Problem details:
Entries follow. Return each line that contains the word "icon".

Source data:
*** Block opens ***

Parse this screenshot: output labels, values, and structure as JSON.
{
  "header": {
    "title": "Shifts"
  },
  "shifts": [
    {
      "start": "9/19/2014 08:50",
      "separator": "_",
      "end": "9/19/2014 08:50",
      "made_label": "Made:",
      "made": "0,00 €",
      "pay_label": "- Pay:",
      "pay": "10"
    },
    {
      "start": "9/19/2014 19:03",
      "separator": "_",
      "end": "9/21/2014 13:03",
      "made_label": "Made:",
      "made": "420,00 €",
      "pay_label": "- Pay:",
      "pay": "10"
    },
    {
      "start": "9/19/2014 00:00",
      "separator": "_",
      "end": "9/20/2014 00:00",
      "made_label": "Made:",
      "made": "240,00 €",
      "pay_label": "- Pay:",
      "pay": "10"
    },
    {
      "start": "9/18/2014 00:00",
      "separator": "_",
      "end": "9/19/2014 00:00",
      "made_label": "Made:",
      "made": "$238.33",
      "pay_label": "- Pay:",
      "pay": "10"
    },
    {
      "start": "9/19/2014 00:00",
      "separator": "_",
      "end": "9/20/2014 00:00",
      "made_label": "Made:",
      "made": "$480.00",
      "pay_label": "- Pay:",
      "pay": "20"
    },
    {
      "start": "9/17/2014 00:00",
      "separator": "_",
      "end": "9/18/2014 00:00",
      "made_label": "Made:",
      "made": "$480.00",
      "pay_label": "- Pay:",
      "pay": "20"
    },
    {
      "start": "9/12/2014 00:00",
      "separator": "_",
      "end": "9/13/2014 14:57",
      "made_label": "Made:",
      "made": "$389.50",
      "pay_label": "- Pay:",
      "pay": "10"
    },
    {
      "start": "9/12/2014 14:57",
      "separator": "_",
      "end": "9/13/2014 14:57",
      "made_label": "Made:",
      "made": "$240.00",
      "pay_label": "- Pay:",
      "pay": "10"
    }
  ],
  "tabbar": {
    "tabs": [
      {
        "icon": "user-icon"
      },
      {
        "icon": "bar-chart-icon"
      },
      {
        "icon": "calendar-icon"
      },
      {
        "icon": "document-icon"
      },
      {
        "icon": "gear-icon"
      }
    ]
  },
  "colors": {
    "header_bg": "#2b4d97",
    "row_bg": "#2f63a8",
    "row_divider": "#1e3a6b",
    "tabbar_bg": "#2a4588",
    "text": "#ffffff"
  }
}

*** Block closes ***

Answer box:
        "icon": "user-icon"
        "icon": "bar-chart-icon"
        "icon": "calendar-icon"
        "icon": "document-icon"
        "icon": "gear-icon"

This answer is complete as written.